• **Items from a dataset**:

--------------------

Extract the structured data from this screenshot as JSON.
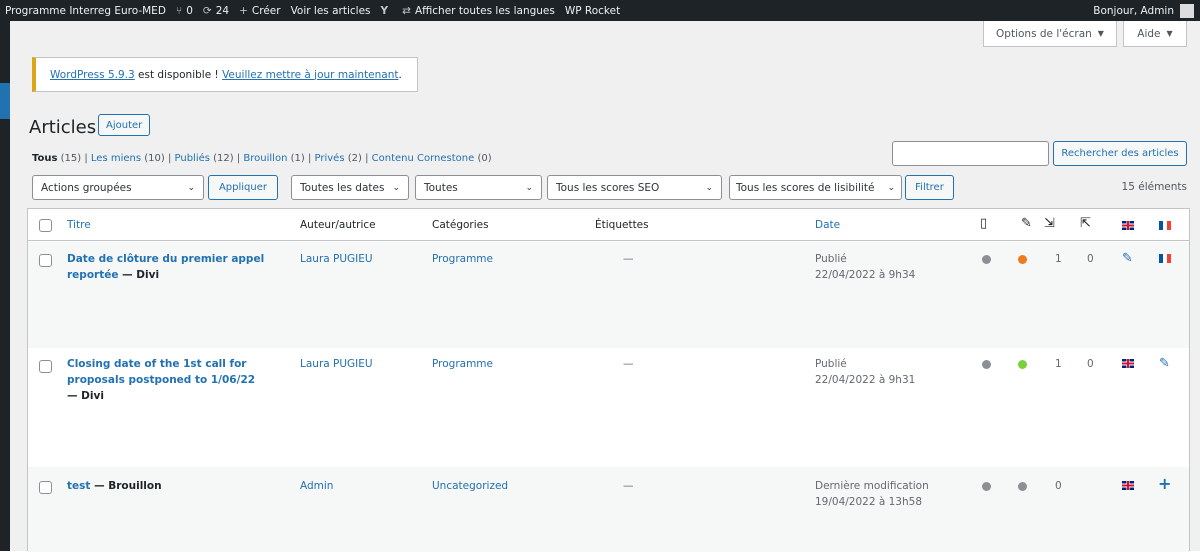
{
  "adminbar": {
    "site_name": "Programme Interreg Euro-MED",
    "revisions_count": "0",
    "updates_count": "24",
    "create_label": "Créer",
    "view_posts_label": "Voir les articles",
    "languages_label": "Afficher toutes les langues",
    "wp_rocket_label": "WP Rocket",
    "greeting": "Bonjour, Admin"
  },
  "screen_tabs": {
    "options_label": "Options de l'écran",
    "help_label": "Aide"
  },
  "notice": {
    "version_link": "WordPress 5.9.3",
    "text": " est disponible ! ",
    "update_link": "Veuillez mettre à jour maintenant",
    "end": "."
  },
  "page": {
    "title": "Articles",
    "add_button": "Ajouter"
  },
  "subsubsub": {
    "all_label": "Tous",
    "all_count": "(15)",
    "mine_label": "Les miens",
    "mine_count": "(10)",
    "published_label": "Publiés",
    "published_count": "(12)",
    "draft_label": "Brouillon",
    "draft_count": "(1)",
    "private_label": "Privés",
    "private_count": "(2)",
    "cornerstone_label": "Contenu Cornestone",
    "cornerstone_count": "(0)"
  },
  "search": {
    "value": "",
    "button": "Rechercher des articles"
  },
  "filters": {
    "bulk_actions": "Actions groupées",
    "apply": "Appliquer",
    "dates": "Toutes les dates",
    "categories": "Toutes",
    "seo_scores": "Tous les scores SEO",
    "readability_scores": "Tous les scores de lisibilité",
    "filter_button": "Filtrer",
    "items_count": "15 éléments"
  },
  "columns": {
    "title": "Titre",
    "author": "Auteur/autrice",
    "categories": "Catégories",
    "tags": "Étiquettes",
    "date": "Date"
  },
  "rows": [
    {
      "title": "Date de clôture du premier appel reportée",
      "state": " — Divi",
      "author": "Laura PUGIEU",
      "category": "Programme",
      "tags": "—",
      "date_status": "Publié",
      "date": "22/04/2022 à 9h34",
      "seo_color": "#8c8f94",
      "readability_color": "#ee7c1b",
      "incoming_links": "1",
      "outgoing_links": "0"
    },
    {
      "title": "Closing date of the 1st call for proposals postponed to 1/06/22",
      "state": " — Divi",
      "author": "Laura PUGIEU",
      "category": "Programme",
      "tags": "—",
      "date_status": "Publié",
      "date": "22/04/2022 à 9h31",
      "seo_color": "#8c8f94",
      "readability_color": "#7ad03a",
      "incoming_links": "1",
      "outgoing_links": "0"
    },
    {
      "title": "test",
      "state": " — Brouillon",
      "author": "Admin",
      "category": "Uncategorized",
      "tags": "—",
      "date_status": "Dernière modification",
      "date": "19/04/2022 à 13h58",
      "seo_color": "#8c8f94",
      "readability_color": "#8c8f94",
      "incoming_links": "0",
      "outgoing_links": ""
    }
  ],
  "colors": {
    "accent": "#2271b1",
    "adminbar": "#1d2327",
    "notice_warning": "#dba617"
  },
  "icons": {
    "revisions": "branch-icon",
    "updates": "refresh-icon",
    "create": "plus-icon",
    "yoast": "yoast-icon",
    "languages": "translate-icon",
    "seo_col": "seo-score-icon",
    "readability_col": "feather-icon",
    "incoming_col": "incoming-links-icon",
    "outgoing_col": "outgoing-links-icon",
    "edit": "pencil-icon",
    "add_translation": "plus-icon"
  }
}
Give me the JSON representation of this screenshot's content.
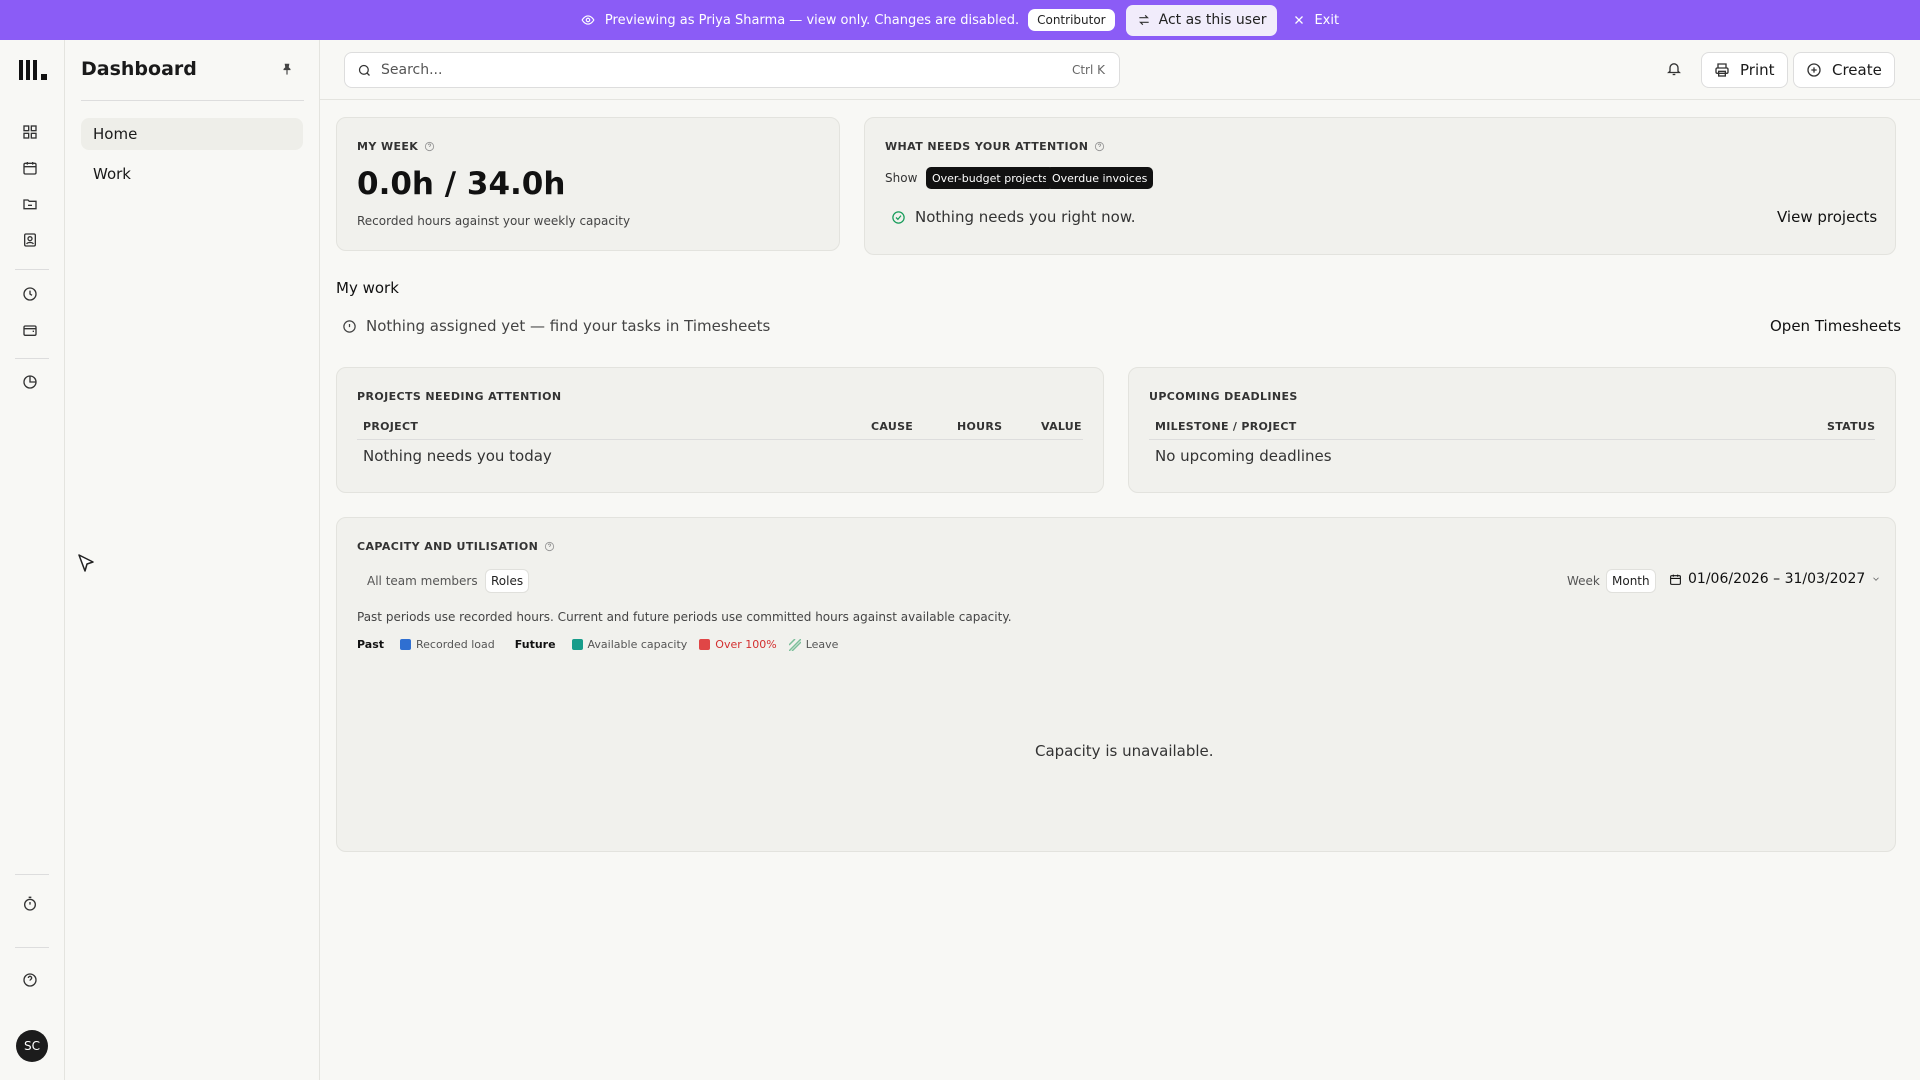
{
  "banner": {
    "message": "Previewing as Priya Sharma — view only. Changes are disabled.",
    "role_tag": "Contributor",
    "act_button": "Act as this user",
    "exit_label": "Exit"
  },
  "sidebar": {
    "title": "Dashboard",
    "items": [
      {
        "label": "Home"
      },
      {
        "label": "Work"
      }
    ]
  },
  "user": {
    "initials": "SC"
  },
  "topbar": {
    "search_placeholder": "Search...",
    "search_shortcut": "Ctrl K",
    "print_label": "Print",
    "create_label": "Create"
  },
  "my_week": {
    "title": "MY WEEK",
    "value": "0.0h / 34.0h",
    "subtitle": "Recorded hours against your weekly capacity"
  },
  "attention": {
    "title": "WHAT NEEDS YOUR ATTENTION",
    "show_label": "Show",
    "chips": [
      "Over-budget projects",
      "Overdue invoices"
    ],
    "empty_text": "Nothing needs you right now.",
    "link": "View projects"
  },
  "my_work": {
    "title": "My work",
    "empty_text": "Nothing assigned yet — find your tasks in Timesheets",
    "link": "Open Timesheets"
  },
  "projects_attention": {
    "title": "PROJECTS NEEDING ATTENTION",
    "columns": [
      "PROJECT",
      "CAUSE",
      "HOURS",
      "VALUE"
    ],
    "empty_text": "Nothing needs you today"
  },
  "deadlines": {
    "title": "UPCOMING DEADLINES",
    "columns": [
      "MILESTONE / PROJECT",
      "STATUS"
    ],
    "empty_text": "No upcoming deadlines"
  },
  "capacity": {
    "title": "CAPACITY AND UTILISATION",
    "scope_tabs": [
      "All team members",
      "Roles"
    ],
    "period_tabs": [
      "Week",
      "Month"
    ],
    "date_range": "01/06/2026 – 31/03/2027",
    "description": "Past periods use recorded hours. Current and future periods use committed hours against available capacity.",
    "legend": {
      "past_label": "Past",
      "recorded": "Recorded load",
      "future_label": "Future",
      "available": "Available capacity",
      "over": "Over 100%",
      "leave": "Leave"
    },
    "empty_text": "Capacity is unavailable.",
    "colors": {
      "recorded": "#2f6fd1",
      "available": "#179c8a",
      "over": "#e04646",
      "over_text": "#d32f2f"
    }
  }
}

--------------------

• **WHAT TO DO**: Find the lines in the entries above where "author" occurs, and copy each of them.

• **SOLUTION FOR THIS TASK**:
    "author": "Auteur/autrice",
      "author": "Laura PUGIEU",
      "author": "Laura PUGIEU",
      "author": "Admin",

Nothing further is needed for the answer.